The comedian grew up in Tasmania. Or as she calls it: “the little island floating off the arse end of Australia,” which is “famous for its frighteningly small gene pool.” She jokes about how, in general life terms, she “doesn’t lesbian enough.” There are numerous ‘being a lesbian in a backwater’ gags before Gadsby arrives at the conclusion that such humour is degrading. “I’ve built a career on self-deprecation,” she says, but “I simply will not do that anymore. Not to myself or anybody who identifies with me.”
There is something of an irony here, in that the start of Nanette relies on the very kind of comedy its creator denounces. Later, Gadsby will say she no right to spread anger because it leads to blind rage – at the end of the angriest monologue I have ever heard in a stand-up routine. At first glance Gadsby oscillating between invoking anger and speaking against its use could feel like hypocrisy, but even her lighter material (i.e. a bit about babies in headbands) reveals the show is built around contradictions, which she ingeniously digs into. She also shares culpability with the audience, making us partly responsible for the impact of her own material. Gadsby coaxes us into laughter and drives us to anger, before gently reprimanding us for laughing and schooling us about the cost of being angry.
Gadsby reveals the true target of her material: not just the patriarchy, but its biggest beneficiaries: straight white men.
A bit about what she considers the weirdness of gendering babies leads to analysis of the colour blue, demonstrating Gadsby’s knack for spotting contradictions – the kind all around us in daily life, so rooted in our ‘normal’ experience that they have turned virtually invisible. Innocuous observations about how blue is a calming colour, and yet the hottest part of the flame, get pushed aside when – about 25 minutes in – Gadsby reveals the true target of her material: not just the patriarchy, but specifically its biggest beneficiaries: straight white men.
On this subject she is unequivocal and brutal. The performer lays – occasionally with caveats – blame at the feet of straight white men for most of society’s ills. In an alternate world, and perhaps at some point in the future, the term ‘straight white guy’, used the way Gadsby does, would be accepted as a pejorative based on a person’s skin colour and sexual orientation. Here and now, it is a way of criticising the dominant power structure. So when Gadsby jokes about straight white blokes for the first time in history being ‘a sub category of human’ she is by anybody’s definition punching up.
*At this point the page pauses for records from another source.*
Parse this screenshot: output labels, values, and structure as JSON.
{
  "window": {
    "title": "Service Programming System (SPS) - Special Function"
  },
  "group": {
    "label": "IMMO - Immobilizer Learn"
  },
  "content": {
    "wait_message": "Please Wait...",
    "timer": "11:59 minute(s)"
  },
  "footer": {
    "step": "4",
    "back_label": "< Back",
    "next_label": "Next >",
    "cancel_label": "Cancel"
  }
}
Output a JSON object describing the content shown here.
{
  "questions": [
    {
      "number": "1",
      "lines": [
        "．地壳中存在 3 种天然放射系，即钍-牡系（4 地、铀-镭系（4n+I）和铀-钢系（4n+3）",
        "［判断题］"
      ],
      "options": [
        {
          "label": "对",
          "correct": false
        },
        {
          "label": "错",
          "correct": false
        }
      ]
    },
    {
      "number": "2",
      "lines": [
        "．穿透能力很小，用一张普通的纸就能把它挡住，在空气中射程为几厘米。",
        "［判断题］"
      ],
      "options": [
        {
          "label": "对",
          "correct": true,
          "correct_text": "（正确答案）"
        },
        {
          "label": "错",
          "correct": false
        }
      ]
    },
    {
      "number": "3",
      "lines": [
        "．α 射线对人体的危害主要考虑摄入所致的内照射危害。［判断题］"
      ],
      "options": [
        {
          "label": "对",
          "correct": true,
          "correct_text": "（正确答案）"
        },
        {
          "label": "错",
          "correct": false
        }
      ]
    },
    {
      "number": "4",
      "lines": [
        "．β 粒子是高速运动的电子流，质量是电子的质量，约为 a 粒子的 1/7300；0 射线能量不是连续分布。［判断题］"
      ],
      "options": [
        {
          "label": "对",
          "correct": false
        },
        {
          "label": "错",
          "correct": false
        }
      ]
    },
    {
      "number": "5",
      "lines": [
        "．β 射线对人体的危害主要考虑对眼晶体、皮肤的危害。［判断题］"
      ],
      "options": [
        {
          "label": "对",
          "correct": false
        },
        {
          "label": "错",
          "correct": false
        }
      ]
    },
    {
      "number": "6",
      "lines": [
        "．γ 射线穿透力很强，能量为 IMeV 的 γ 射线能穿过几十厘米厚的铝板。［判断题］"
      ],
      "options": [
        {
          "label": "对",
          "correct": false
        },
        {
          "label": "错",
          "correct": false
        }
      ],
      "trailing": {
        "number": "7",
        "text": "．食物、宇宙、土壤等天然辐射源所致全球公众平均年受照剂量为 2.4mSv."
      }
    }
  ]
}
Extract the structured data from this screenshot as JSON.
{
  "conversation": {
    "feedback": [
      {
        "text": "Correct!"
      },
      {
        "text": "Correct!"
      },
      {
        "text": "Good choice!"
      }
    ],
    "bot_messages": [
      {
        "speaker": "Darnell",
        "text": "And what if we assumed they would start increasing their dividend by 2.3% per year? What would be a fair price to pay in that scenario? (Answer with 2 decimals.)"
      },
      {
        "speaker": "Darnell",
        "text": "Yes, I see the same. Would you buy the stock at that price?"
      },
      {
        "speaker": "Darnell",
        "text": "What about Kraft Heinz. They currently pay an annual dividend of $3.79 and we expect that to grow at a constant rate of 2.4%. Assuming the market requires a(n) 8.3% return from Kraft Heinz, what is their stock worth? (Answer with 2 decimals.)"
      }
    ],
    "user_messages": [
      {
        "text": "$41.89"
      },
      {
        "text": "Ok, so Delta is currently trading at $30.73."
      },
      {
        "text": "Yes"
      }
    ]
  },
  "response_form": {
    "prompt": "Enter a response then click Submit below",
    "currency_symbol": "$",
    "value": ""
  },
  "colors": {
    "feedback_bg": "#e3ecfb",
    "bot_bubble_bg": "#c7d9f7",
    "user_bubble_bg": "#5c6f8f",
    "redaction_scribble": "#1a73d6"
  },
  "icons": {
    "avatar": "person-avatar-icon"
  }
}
Nanette oozes emotion, like a raw and weeping wound, but has the strength of a great mind and a canny comedian behind it.
The comedian takes audiences on a revisionist rollercoaster history lesson. High art is “bullshit,” she explains, arguing that “the history of western art is just the history of men painting women as if they’re flesh vases for their dick flowers.” On mental illness and Van Gogh: “This romanticising of mental illness is ridiculous…It is not a ticket to genius, it’s a ticket to fucking nowhere.” Gadsby condemns fellow comedians for making Monica Lewinsky the butt of their jokes at the time of the Bill Clinton affair, rather than doing what they ought to have done, which is recognising the then-President’s gobsmacking abuse of power.
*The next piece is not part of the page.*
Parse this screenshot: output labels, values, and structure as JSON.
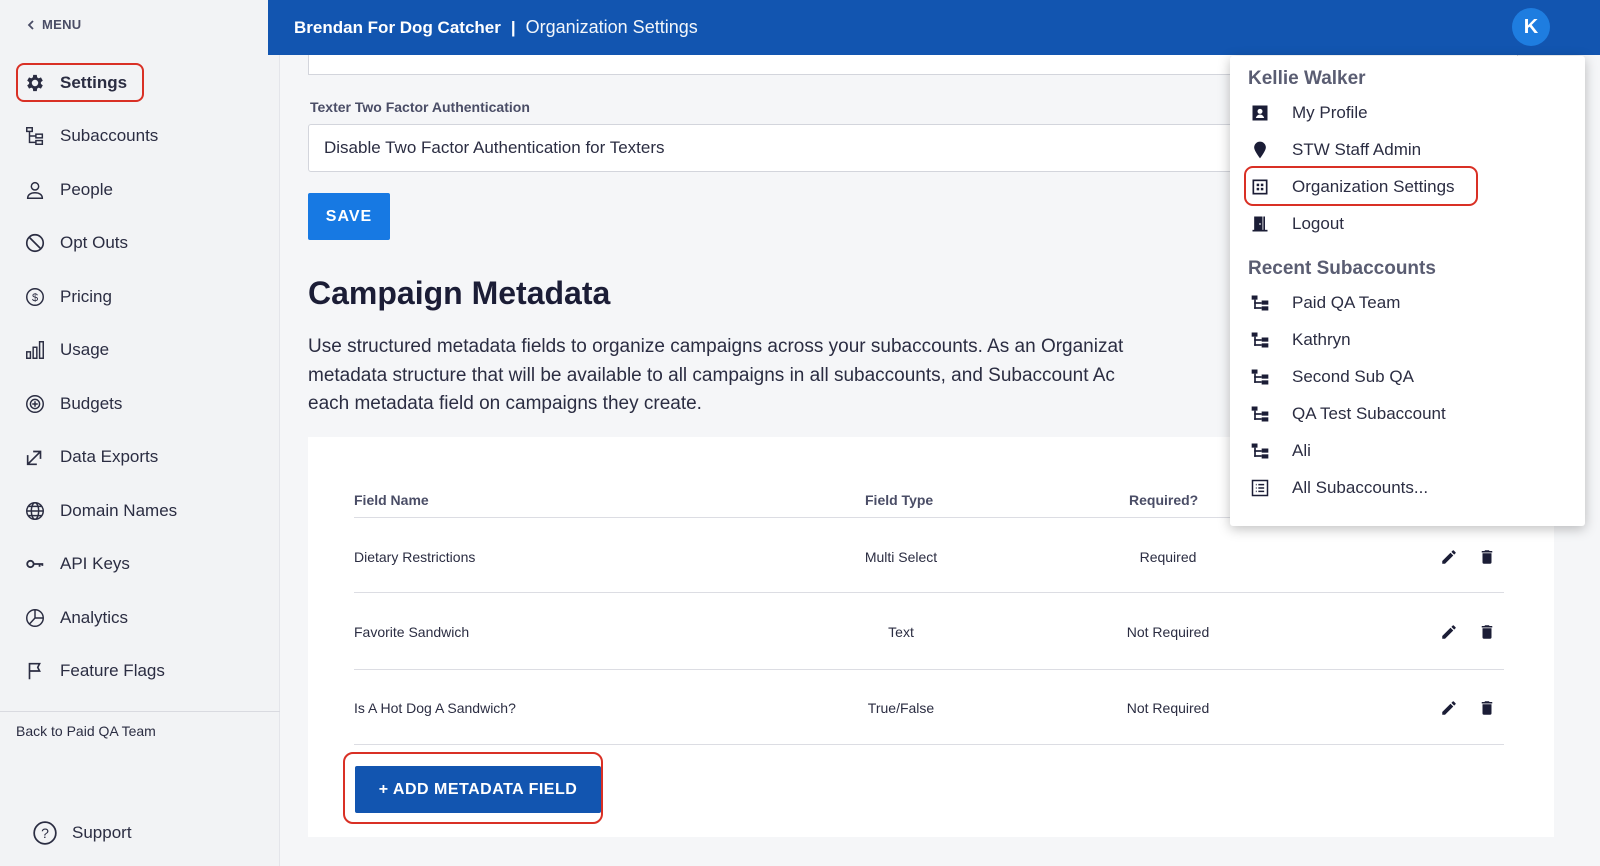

The comedian’s devastating conclusion is a kind of inverted confession booth. Where the performer once felt distraught about her private life and sexuality, “soaking in shame” while she was in the closet, she now, as an adult, understands she had nothing to be sorry for and channels all these pent-up feelings into a white hot, blistering performance. Nanette oozes emotion, like a raw and weeping wound, but has the strength of a great mind and a canny comedian behind it. Perhaps our feelings toward Gadsby after watching this brilliant show can be summarised in a word: bravo.
Nanette launches on Netflix on June 19